Juan Carlos Etchepare
Juan Carlos Etchepare (eht-cheh-PAH-reh), a ladies’ man who is suffering from tuberculosis. Although Juan Carlos is the center of the novel, the reader cannot with total confidence know his personality and character. The novel begins after his death, and the reader must reconstruct Juan Carlos through unreliable sources: the letters and memories of persons who loved him too much and understood him too little, his brief comments remembered years after the fact, and a few of his love letters, the sincerity of which is at least suspect. Tall, dark, and handsome, Juan Carlos is in a sense a walking cliché. He saw himself as a ladies’ man of the Hollywood matinee variety, as did many of the women whom he encountered. Beneath the arrogant playboy exterior is a sensitive, frightened man who becomes more frightened and more in need of true understanding and compassion as he approaches death. The reader’s task in untangling events is not so much to understand what really happened as to understand who Juan Carlos really was.

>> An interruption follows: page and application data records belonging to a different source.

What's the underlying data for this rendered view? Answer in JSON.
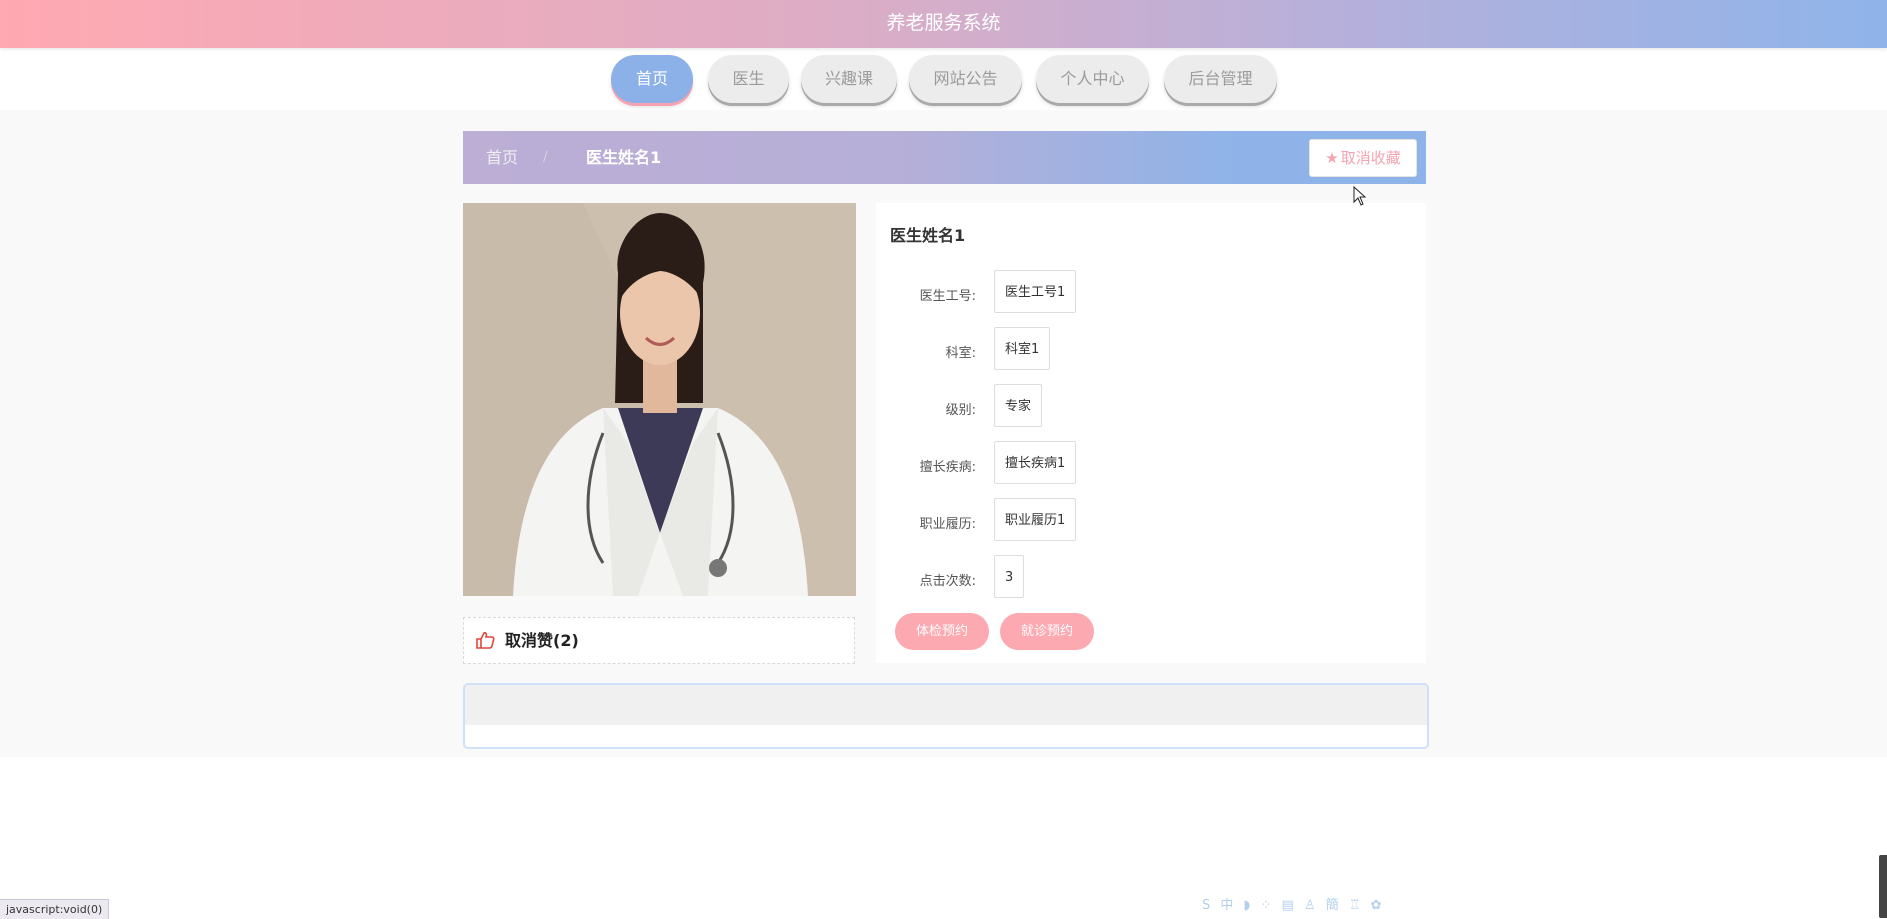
{
  "app": {
    "title": "养老服务系统"
  },
  "nav": {
    "items": [
      {
        "label": "首页",
        "active": true
      },
      {
        "label": "医生",
        "active": false
      },
      {
        "label": "兴趣课",
        "active": false
      },
      {
        "label": "网站公告",
        "active": false
      },
      {
        "label": "个人中心",
        "active": false
      },
      {
        "label": "后台管理",
        "active": false
      }
    ]
  },
  "breadcrumb": {
    "home": "首页",
    "separator": "/",
    "current": "医生姓名1"
  },
  "favorite": {
    "label": "取消收藏",
    "icon": "star-icon"
  },
  "doctor": {
    "name": "医生姓名1",
    "fields": [
      {
        "label": "医生工号:",
        "value": "医生工号1"
      },
      {
        "label": "科室:",
        "value": "科室1"
      },
      {
        "label": "级别:",
        "value": "专家"
      },
      {
        "label": "擅长疾病:",
        "value": "擅长疾病1"
      },
      {
        "label": "职业履历:",
        "value": "职业履历1"
      },
      {
        "label": "点击次数:",
        "value": "3"
      }
    ]
  },
  "like": {
    "label": "取消赞(2)",
    "icon": "thumbs-up-icon"
  },
  "actions": {
    "checkup": "体检预约",
    "visit": "就诊预约"
  },
  "statusbar": {
    "text": "javascript:void(0)"
  },
  "ime": {
    "text": "S 中 ◗ ⁘ ▤ ♙ 簡 ♖ ✿"
  },
  "colors": {
    "accent_blue": "#8cb1e8",
    "accent_pink": "#fda9b1",
    "header_start": "#ffa9b2",
    "header_end": "#8fb4ea"
  }
}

Nélida (Nené) Enriqueta Fernández
Nélida (Nené) Enriqueta Fernández (NEH-lee-dah neh-NEH ehn-ree-KEH-tah fehr-NAHN-dehs), a married woman who had been in love with Juan Carlos. Compared to most of her friends stuck back in the dusty hinterlands town of...
(The entire section is 612 words.)